Rhabdovirus is the “type species” of the Lyssavirus genus of Rhabdoviridae family. Rhabdovirus can affect domestic and wild animals, but is commonly carried by carnivores (Muhammad et al, 2012). Rabies is a very aggressive virus that is almost one hundred percent fatal when the symptom starts to manifest. Rabies can be found in six continents with the exception of Antarctica. Although it is present in such a wide area more than 90% of human fatalities and debilitating cases are recorded in less developed regions of Asia and Africa according to Tomas Stargardter (http://www.ndhealth.gov/disease/Rabies/QandA.htm). Rabies is a neglected disease that is rampant in poor and exposed populations.
Although vaccinations against rabies were developed almost a century ago, its actual prevalence is still inaccurate due to under reporting of fatalities and failure to seek medical help. This is mainly because it mostly affects remote and small rural communities that lack information about the disease and the necessary measure to prevent animal to human transmission are not being utilized. Although dogs account for a huge number of cases recent data shows that bats are the most common carriers in the Americas together with raccoons and skunks (http://www.cdc.gov/features/bats/).
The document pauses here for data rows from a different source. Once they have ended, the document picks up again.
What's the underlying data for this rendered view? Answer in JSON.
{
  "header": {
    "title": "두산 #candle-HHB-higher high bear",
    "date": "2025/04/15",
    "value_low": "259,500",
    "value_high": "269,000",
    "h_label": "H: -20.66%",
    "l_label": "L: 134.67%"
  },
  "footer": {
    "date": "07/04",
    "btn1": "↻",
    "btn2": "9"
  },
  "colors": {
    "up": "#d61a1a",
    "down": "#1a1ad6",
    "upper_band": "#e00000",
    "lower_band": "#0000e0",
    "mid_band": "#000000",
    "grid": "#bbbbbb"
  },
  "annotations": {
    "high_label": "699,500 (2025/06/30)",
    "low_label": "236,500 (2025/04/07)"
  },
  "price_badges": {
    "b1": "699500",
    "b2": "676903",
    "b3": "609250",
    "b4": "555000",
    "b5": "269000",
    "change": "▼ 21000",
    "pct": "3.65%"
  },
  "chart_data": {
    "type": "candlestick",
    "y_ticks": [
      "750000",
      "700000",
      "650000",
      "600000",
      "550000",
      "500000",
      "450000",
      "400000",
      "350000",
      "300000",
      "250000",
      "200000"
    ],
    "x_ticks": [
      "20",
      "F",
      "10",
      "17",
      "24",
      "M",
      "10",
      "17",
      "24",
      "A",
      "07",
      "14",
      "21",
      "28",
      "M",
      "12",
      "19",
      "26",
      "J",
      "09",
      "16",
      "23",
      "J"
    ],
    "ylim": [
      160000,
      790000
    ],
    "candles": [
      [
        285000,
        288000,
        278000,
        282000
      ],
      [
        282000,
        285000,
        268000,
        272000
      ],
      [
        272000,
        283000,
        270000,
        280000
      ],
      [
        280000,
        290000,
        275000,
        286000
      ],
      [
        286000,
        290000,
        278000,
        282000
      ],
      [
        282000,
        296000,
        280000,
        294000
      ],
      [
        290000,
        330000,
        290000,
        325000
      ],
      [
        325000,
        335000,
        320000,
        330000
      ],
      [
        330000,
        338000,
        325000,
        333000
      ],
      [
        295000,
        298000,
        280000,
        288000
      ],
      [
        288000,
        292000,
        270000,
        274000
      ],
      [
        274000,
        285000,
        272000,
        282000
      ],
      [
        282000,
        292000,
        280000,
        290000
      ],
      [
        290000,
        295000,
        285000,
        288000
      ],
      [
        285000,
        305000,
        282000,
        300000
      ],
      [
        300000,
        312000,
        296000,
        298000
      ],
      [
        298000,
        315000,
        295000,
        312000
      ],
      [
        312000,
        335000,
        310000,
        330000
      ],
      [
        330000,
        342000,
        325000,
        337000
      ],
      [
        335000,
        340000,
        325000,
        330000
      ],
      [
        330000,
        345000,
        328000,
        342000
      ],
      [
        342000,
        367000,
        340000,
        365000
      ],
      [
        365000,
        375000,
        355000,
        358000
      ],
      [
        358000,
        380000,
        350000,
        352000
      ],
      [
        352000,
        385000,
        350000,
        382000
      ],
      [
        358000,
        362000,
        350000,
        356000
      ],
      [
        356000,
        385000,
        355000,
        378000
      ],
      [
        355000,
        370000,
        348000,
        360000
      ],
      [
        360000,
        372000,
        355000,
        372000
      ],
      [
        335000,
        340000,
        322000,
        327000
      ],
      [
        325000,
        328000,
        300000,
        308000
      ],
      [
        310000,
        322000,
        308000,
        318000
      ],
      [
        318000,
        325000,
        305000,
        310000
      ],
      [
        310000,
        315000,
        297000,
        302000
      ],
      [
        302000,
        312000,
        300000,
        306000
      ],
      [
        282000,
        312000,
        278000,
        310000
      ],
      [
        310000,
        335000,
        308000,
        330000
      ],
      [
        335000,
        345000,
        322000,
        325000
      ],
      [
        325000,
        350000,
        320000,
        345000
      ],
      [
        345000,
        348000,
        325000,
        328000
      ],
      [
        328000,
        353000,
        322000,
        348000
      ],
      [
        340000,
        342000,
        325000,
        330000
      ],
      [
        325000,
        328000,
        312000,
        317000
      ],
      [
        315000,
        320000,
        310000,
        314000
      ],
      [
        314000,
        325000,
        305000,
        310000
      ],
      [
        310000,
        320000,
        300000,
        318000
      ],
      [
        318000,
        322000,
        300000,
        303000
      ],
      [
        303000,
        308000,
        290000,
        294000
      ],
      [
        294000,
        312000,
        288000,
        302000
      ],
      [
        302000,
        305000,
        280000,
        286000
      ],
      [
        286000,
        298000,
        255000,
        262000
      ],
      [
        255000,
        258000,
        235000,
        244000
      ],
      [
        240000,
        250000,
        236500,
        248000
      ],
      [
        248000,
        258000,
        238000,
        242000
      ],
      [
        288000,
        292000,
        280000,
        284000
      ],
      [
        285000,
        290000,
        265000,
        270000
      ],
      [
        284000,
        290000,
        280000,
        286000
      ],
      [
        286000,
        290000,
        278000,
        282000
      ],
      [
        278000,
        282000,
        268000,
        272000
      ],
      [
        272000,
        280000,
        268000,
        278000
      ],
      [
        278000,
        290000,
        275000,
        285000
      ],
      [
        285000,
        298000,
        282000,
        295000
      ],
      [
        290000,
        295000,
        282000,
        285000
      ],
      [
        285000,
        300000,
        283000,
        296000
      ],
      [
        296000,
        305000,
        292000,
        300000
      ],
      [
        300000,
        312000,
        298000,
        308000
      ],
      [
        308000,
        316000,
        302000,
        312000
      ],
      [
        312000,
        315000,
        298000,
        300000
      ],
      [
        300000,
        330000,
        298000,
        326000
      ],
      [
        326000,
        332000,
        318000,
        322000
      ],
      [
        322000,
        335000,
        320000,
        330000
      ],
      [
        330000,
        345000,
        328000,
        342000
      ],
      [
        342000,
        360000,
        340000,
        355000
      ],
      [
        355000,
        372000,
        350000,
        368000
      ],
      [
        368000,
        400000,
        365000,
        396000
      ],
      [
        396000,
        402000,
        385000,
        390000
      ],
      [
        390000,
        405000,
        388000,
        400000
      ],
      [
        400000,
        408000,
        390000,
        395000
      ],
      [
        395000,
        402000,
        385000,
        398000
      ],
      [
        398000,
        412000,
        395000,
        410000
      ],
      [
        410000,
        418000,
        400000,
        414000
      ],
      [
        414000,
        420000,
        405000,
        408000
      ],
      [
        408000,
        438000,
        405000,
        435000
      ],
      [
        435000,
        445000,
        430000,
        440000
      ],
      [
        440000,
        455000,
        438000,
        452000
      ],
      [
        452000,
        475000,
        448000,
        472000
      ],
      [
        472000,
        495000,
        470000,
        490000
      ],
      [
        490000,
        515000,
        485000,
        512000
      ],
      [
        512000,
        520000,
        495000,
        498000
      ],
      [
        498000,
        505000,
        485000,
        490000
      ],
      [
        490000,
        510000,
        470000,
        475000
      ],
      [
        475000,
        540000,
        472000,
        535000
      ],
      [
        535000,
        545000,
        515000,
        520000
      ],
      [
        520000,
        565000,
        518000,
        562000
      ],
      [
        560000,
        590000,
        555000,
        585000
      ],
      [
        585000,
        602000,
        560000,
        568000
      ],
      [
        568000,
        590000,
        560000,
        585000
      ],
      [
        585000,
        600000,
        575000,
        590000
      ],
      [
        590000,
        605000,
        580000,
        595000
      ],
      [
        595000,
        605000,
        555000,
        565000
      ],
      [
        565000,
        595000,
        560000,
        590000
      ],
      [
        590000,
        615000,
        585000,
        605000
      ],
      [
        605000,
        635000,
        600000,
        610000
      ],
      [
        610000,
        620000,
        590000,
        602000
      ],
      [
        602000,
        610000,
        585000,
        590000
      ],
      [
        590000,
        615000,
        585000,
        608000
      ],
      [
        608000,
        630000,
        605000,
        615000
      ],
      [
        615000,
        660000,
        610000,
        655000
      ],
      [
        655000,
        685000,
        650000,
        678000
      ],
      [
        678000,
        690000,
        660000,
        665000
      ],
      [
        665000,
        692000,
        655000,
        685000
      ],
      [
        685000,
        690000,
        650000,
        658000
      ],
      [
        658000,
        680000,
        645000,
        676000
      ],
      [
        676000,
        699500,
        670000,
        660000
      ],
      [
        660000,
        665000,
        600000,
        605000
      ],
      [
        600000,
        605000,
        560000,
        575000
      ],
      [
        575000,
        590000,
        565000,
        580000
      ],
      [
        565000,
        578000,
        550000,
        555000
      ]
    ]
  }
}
Everybody regardless of where a person lives could be infected by the virus that’s why necessary preventive actions should be taken in order to protect one’s self and the family against it. Pet vaccination and being cautious around wild animals are among the top things one can do to prevent contracting rabies. Rabies is a virus that many animals carry and it is important to know the symptoms and how to treat it. This virus can be transmitted through the exchange of blood and saliva from an infected animal. The most common animals that might have the virus are cats and dogs.
There are varying signs and symptoms when infected with Rhabdovirus. The common signs and symptoms are fever, nausea, dizziness, tiredness, and itching at the site of the bite